British director seeks funding for film about choir of Hong Kong domestic helpers who will perform at Clockenflap
Project will follow choir of domestic helpers' journey to Clockenflap show
A choir of Hong Kong domestic helpers who get together to sing about the anguish of leaving their children behind in their home countries could take their songs to the world, if a Kickstarter crowdfunding campaign hits the right note.
Those involved hope to raise US$80,000 from the online campaign, which launches on Monday. It will go towards the US$250,000 needed to produce , a feature-length film director Joanna Bowers and producer Tony Verb hope to have submitted to festivals such as Sundance and Toronto next year.
Members of the Unsung Heroes choir, who captured the public's hearts last year with viral video performance of original song , will be shown in the film preparing for their performance at this year's Clockenflap, the city's premiere music festival.
"I want to show the public that these people aren't just household appliances," said British filmmaker Bowers.
Watch: Unsung Heroes' song I Wish I could Kiss You Goodnight, viewed over 5,000 times
The conviction earlier this year of the employer of an abused Indonesian maid, Erwiana Sulistyaningsih, brought global attention to the vulnerable existence of migrant women in Hong Kong.
Around 300,000 domestic helpers work here, of whom 64 per cent are mothers who left their children back home to raise money for their schooling.
The choir was set up last year by a music teacher and single mother, Jane Engelmann, who will lead the choir at Clockenflap alongside Grammy award winning musician Sid Sidwell.
"The love and the loyalty domestic helpers have shown me when they've had to give up so much themselves inspired me to write the song," Engelmann said.
What started off as a project with six shy Filipino women swelled to a 30-strong choir posting a short video in which the singers shared their feelings of what it is like to leave their children behind.
"I wish I could kiss you every night, and it is always my wish, and it makes me so sad, every night, since your first year that I was not around," says one singer, addressing her own child, as her eyes well up in front of the camera.
Bowers found the video online and contacted Engelmann about documenting the choir, which hopes to expand to 100 members.
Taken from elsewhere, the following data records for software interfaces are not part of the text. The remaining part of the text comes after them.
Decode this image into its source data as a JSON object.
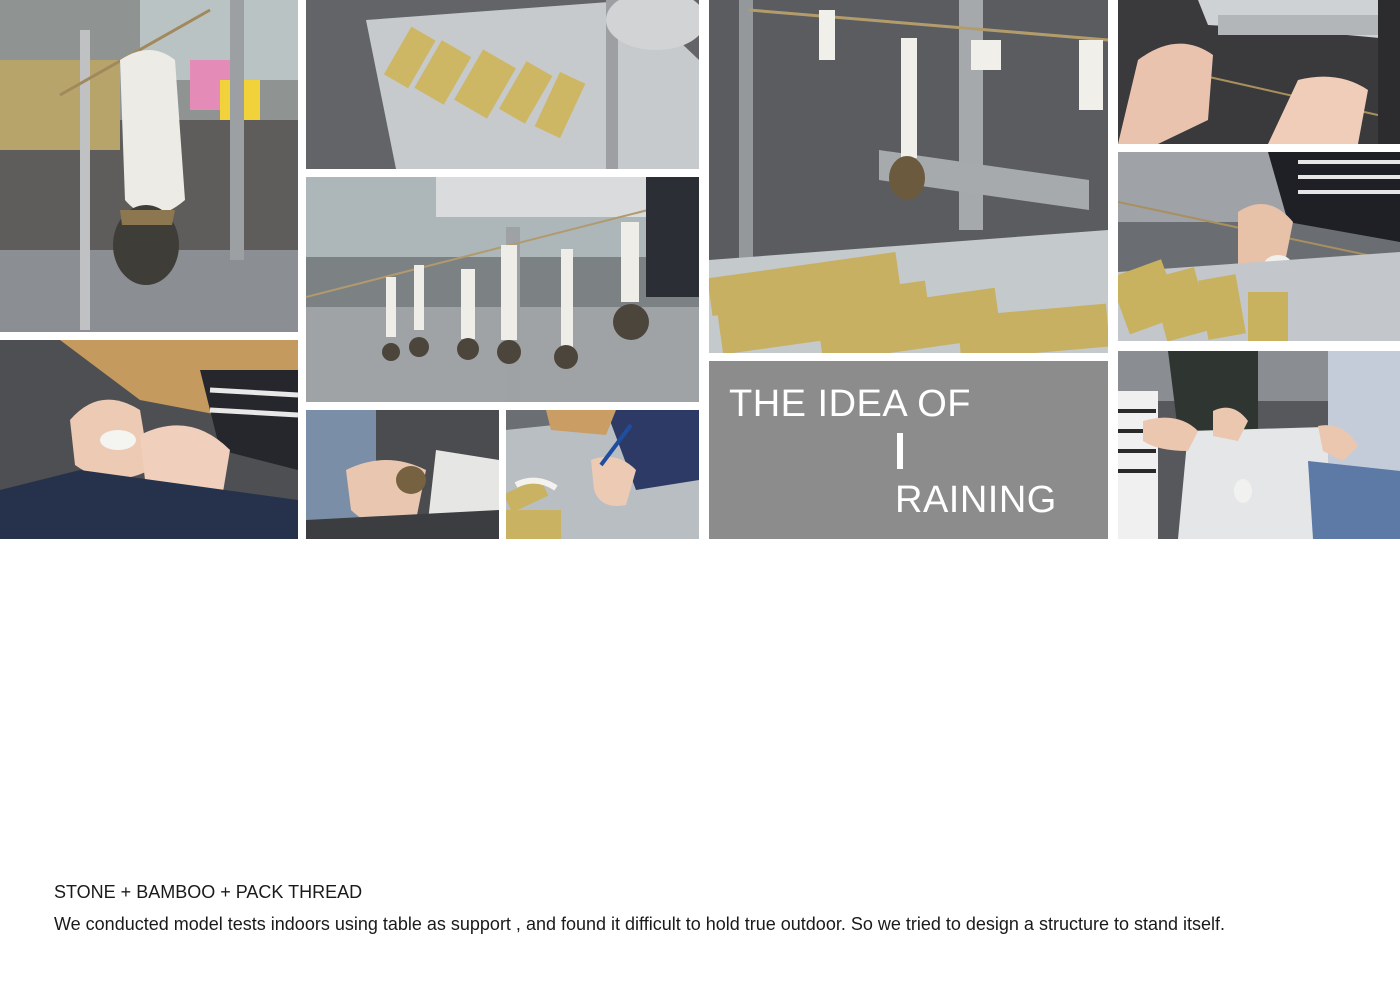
{
  "title_panel": {
    "line1": "THE IDEA OF",
    "line2": "RAINING"
  },
  "caption": {
    "heading": "STONE + BAMBOO + PACK THREAD",
    "body": "We conducted model tests indoors using table as support , and found it difficult to hold true outdoor.  So we tried to design a structure to stand itself."
  },
  "colors": {
    "title_panel_bg": "#8c8c8c",
    "title_text": "#ffffff",
    "caption_text": "#1a1a1a"
  }
}
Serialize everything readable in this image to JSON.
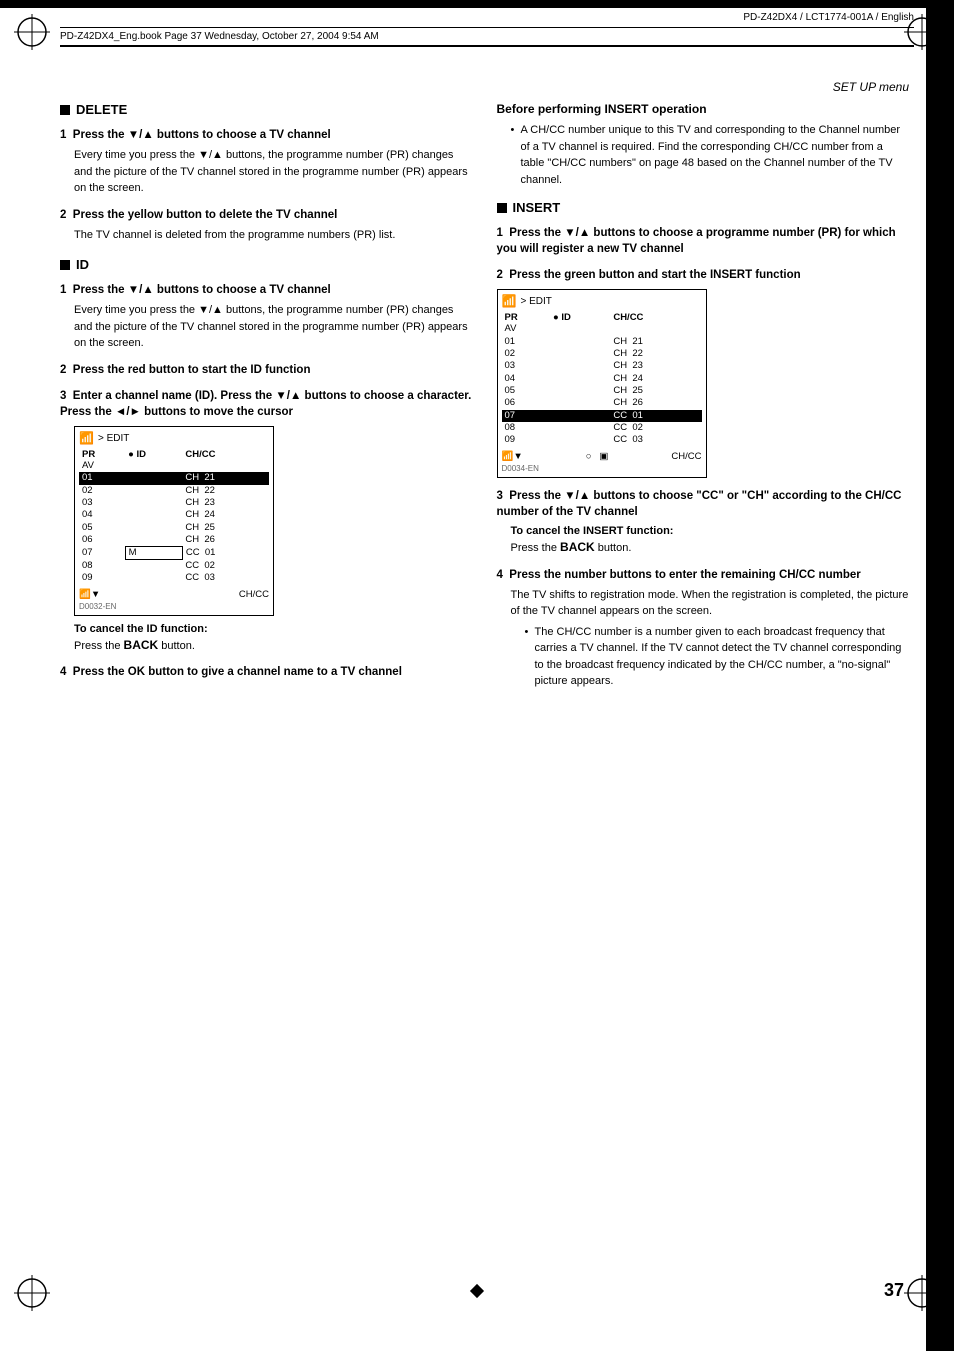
{
  "meta": {
    "product": "PD-Z42DX4 / LCT1774-001A / English",
    "book_line": "PD-Z42DX4_Eng.book  Page 37  Wednesday, October 27, 2004  9:54 AM",
    "page_title": "SET UP menu",
    "page_number": "37",
    "english_label": "ENGLISH"
  },
  "sections": {
    "delete": {
      "heading": "DELETE",
      "steps": [
        {
          "num": "1",
          "title": "Press the ▼/▲ buttons to choose a TV channel",
          "body": "Every time you press the ▼/▲ buttons, the programme number (PR) changes and the picture of the TV channel stored in the programme number (PR) appears on the screen."
        },
        {
          "num": "2",
          "title": "Press the yellow button to delete the TV channel",
          "body": "The TV channel is deleted from the programme numbers (PR) list."
        }
      ]
    },
    "id": {
      "heading": "ID",
      "steps": [
        {
          "num": "1",
          "title": "Press the ▼/▲ buttons to choose a TV channel",
          "body": "Every time you press the ▼/▲ buttons, the programme number (PR) changes and the picture of the TV channel stored in the programme number (PR) appears on the screen."
        },
        {
          "num": "2",
          "title": "Press the red button to start the ID function",
          "body": ""
        },
        {
          "num": "3",
          "title": "Enter a channel name (ID). Press the ▼/▲ buttons to choose a character. Press the ◄/► buttons to move the cursor",
          "body": ""
        }
      ],
      "cancel_note": "To cancel the ID function:",
      "cancel_body": "Press the BACK button.",
      "step4": {
        "num": "4",
        "title": "Press the OK button to give a channel name to a TV channel",
        "body": ""
      },
      "diagram_label": "D0032-EN",
      "diagram": {
        "header": "> EDIT",
        "columns": [
          "PR",
          "ID",
          "CH/CC"
        ],
        "rows": [
          [
            "AV",
            "",
            ""
          ],
          [
            "01",
            "",
            "CH  21"
          ],
          [
            "02",
            "",
            "CH  22"
          ],
          [
            "03",
            "",
            "CH  23"
          ],
          [
            "04",
            "",
            "CH  24"
          ],
          [
            "05",
            "",
            "CH  25"
          ],
          [
            "06",
            "",
            "CH  26"
          ],
          [
            "07",
            "M",
            "CC  01"
          ],
          [
            "08",
            "",
            "CC  02"
          ],
          [
            "09",
            "",
            "CC  03"
          ]
        ],
        "highlighted_row": 1
      }
    },
    "before_insert": {
      "heading": "Before performing INSERT operation",
      "body": "A CH/CC number unique to this TV and corresponding to the Channel number of a TV channel is required. Find the corresponding CH/CC number from a table \"CH/CC numbers\" on page 48 based on the Channel number of the TV channel."
    },
    "insert": {
      "heading": "INSERT",
      "steps": [
        {
          "num": "1",
          "title": "Press the ▼/▲ buttons to choose a programme number (PR) for which you will register a new TV channel",
          "body": ""
        },
        {
          "num": "2",
          "title": "Press the green button and start the INSERT function",
          "body": ""
        },
        {
          "num": "3",
          "title": "Press the ▼/▲ buttons to choose \"CC\" or \"CH\" according to the CH/CC number of the TV channel",
          "body": ""
        }
      ],
      "cancel_note": "To cancel the INSERT function:",
      "cancel_body": "Press the BACK button.",
      "step4": {
        "num": "4",
        "title": "Press the number buttons to enter the remaining CH/CC number",
        "body_intro": "The TV shifts to registration mode. When the registration is completed, the picture of the TV channel appears on the screen.",
        "bullets": [
          "The CH/CC number is a number given to each broadcast frequency that carries a TV channel. If the TV cannot detect the TV channel corresponding to the broadcast frequency indicated by the CH/CC number, a \"no-signal\" picture appears."
        ]
      },
      "diagram_label": "D0034-EN",
      "diagram": {
        "header": "> EDIT",
        "columns": [
          "PR",
          "ID",
          "CH/CC"
        ],
        "rows": [
          [
            "AV",
            "",
            ""
          ],
          [
            "01",
            "",
            "CH  21"
          ],
          [
            "02",
            "",
            "CH  22"
          ],
          [
            "03",
            "",
            "CH  23"
          ],
          [
            "04",
            "",
            "CH  24"
          ],
          [
            "05",
            "",
            "CH  25"
          ],
          [
            "06",
            "",
            "CH  26"
          ],
          [
            "07",
            "",
            "CC  01"
          ],
          [
            "08",
            "",
            "CC  02"
          ],
          [
            "09",
            "",
            "CC  03"
          ]
        ],
        "highlighted_row": 7
      }
    }
  }
}
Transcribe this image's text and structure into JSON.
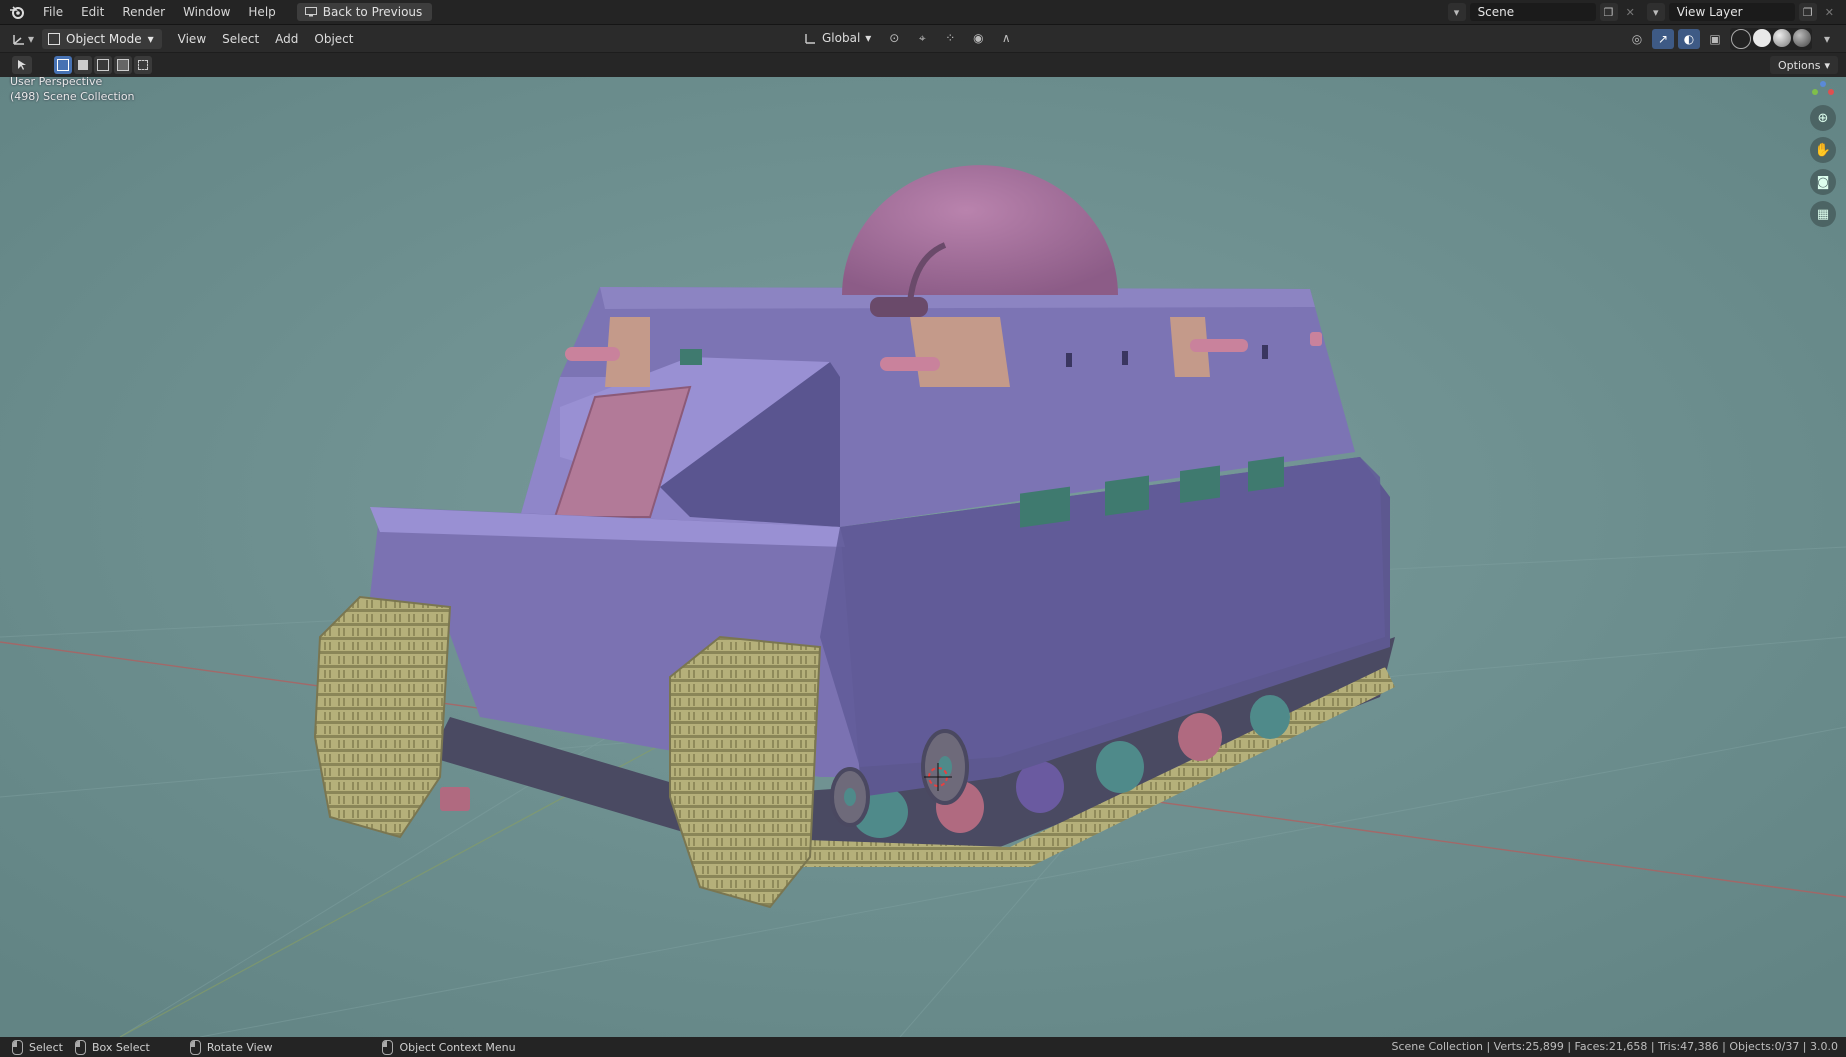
{
  "topbar": {
    "menus": [
      "File",
      "Edit",
      "Render",
      "Window",
      "Help"
    ],
    "back_button": "Back to Previous",
    "scene": "Scene",
    "view_layer": "View Layer"
  },
  "viewport_header": {
    "mode": "Object Mode",
    "menus": [
      "View",
      "Select",
      "Add",
      "Object"
    ],
    "orientation": "Global"
  },
  "tool_header": {
    "options": "Options"
  },
  "viewport": {
    "perspective": "User Perspective",
    "collection": "(498) Scene Collection",
    "background": "#6d8f8f"
  },
  "statusbar": {
    "select": "Select",
    "box_select": "Box Select",
    "rotate_view": "Rotate View",
    "context_menu": "Object Context Menu",
    "stats": "Scene Collection | Verts:25,899 | Faces:21,658 | Tris:47,386 | Objects:0/37 | 3.0.0"
  },
  "colors": {
    "hull": "#7d71b0",
    "hull_side": "#5f5a91",
    "dome": "#a4709c",
    "track": "#b7b27c",
    "accent": "#4772b3"
  }
}
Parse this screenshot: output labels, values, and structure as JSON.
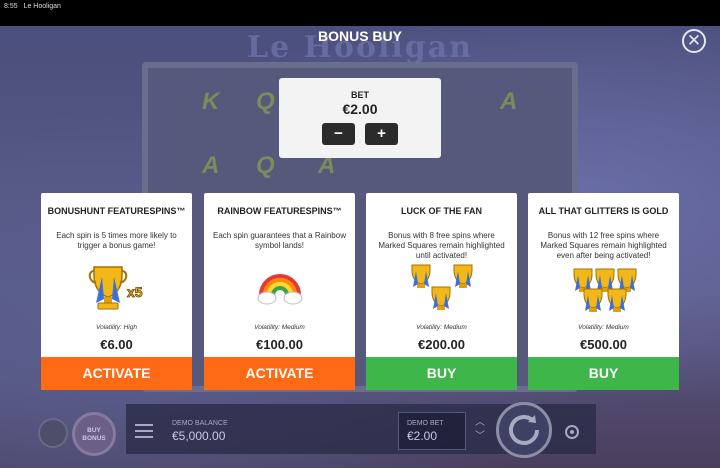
{
  "status_bar": {
    "time": "8:55",
    "app_name": "Le Hooligan"
  },
  "background": {
    "logo_text": "Le Hooligan",
    "reel_symbols": [
      "K",
      "Q",
      "A",
      "A",
      "Q",
      "A"
    ]
  },
  "modal": {
    "title": "BONUS BUY",
    "close_icon": "close-x-icon"
  },
  "bet_panel": {
    "label": "BET",
    "value": "€2.00",
    "minus": "−",
    "plus": "+"
  },
  "cards": [
    {
      "title": "BONUSHUNT FEATURESPINS™",
      "description": "Each spin is 5 times more likely to trigger a bonus game!",
      "icon": "trophy-x5-icon",
      "multiplier": "x5",
      "volatility": "Volatility: High",
      "price": "€6.00",
      "action": "ACTIVATE",
      "action_color": "#ff6a14"
    },
    {
      "title": "RAINBOW FEATURESPINS™",
      "description": "Each spin guarantees that a Rainbow symbol lands!",
      "icon": "rainbow-icon",
      "volatility": "Volatility: Medium",
      "price": "€100.00",
      "action": "ACTIVATE",
      "action_color": "#ff6a14"
    },
    {
      "title": "LUCK OF THE FAN",
      "description": "Bonus with 8 free spins where Marked Squares remain highlighted until activated!",
      "icon": "three-trophies-icon",
      "volatility": "Volatility: Medium",
      "price": "€200.00",
      "action": "BUY",
      "action_color": "#3fb64a"
    },
    {
      "title": "ALL THAT GLITTERS IS GOLD",
      "description": "Bonus with 12 free spins where Marked Squares remain highlighted even after being activated!",
      "icon": "five-trophies-icon",
      "volatility": "Volatility: Medium",
      "price": "€500.00",
      "action": "BUY",
      "action_color": "#3fb64a"
    }
  ],
  "bottom_bar": {
    "buy_bonus": "BUY BONUS",
    "balance_label": "DEMO BALANCE",
    "balance_value": "€5,000.00",
    "demo_bet_label": "DEMO BET",
    "demo_bet_value": "€2.00"
  }
}
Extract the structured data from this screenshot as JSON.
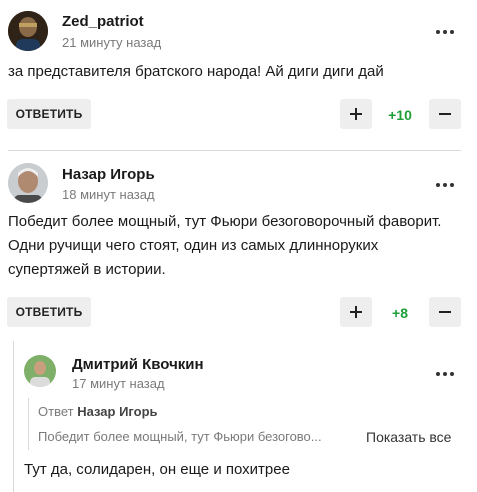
{
  "comments": [
    {
      "author": "Zed_patriot",
      "time": "21 минуту назад",
      "text": "за представителя братского народа! Ай диги диги дай",
      "reply_label": "ОТВЕТИТЬ",
      "score": "+10"
    },
    {
      "author": "Назар Игорь",
      "time": "18 минут назад",
      "text": "Победит более мощный, тут Фьюри безоговорочный фаворит. Одни ручищи чего стоят, один из самых длинноруких супертяжей в истории.",
      "reply_label": "ОТВЕТИТЬ",
      "score": "+8"
    }
  ],
  "reply": {
    "author": "Дмитрий Квочкин",
    "time": "17 минут назад",
    "quote_prefix": "Ответ",
    "quote_author": "Назар Игорь",
    "quote_text": "Победит более мощный, тут Фьюри безогово...",
    "show_all_label": "Показать все",
    "text": "Тут да, солидарен, он еще и похитрее"
  },
  "colors": {
    "score_positive": "#1f9e3a",
    "button_bg": "#eeeeee",
    "separator": "#d9d9d9"
  }
}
They hope migrant workers from Indonesia, Sri Lanka and Nepal will join. She has wanted to tell the story of Hong Kong's migrant women since she arrived four years ago.
"I was stunned by the spectacle of domestic workers sitting in the walkways; it is such an arresting visual spectacle," she said.
Domestic helpers are entitled to one day off a week, though their small salaries mean they can rarely afford to integrate into society. Public spaces, especially in Central and Causeway Bay, teem with women sitting and sharing food on cardboard boxes.
But it was Bowers' relationship with her own maid, Janai Abad, a bright 26-year-old psychology graduate, that really piqued her curiosity in the complex lives of Hong Kong's maids.
"Janai is incredibly well educated but she realised that the salary as a domestic worker is so much more than what she could earn if she was in the Philippines," said Bowers, adding that Abad was saving to continue her studies.
Abad came to Hong Kong to reunite with her mother - who has worked as a helper in the city since her daughter was an infant.
"When I grew up I was jealous of my friends who had their whole families with them. I told myself, someday I will be with my mum," said Abad, who will feature in the documentary as a new member of the choir.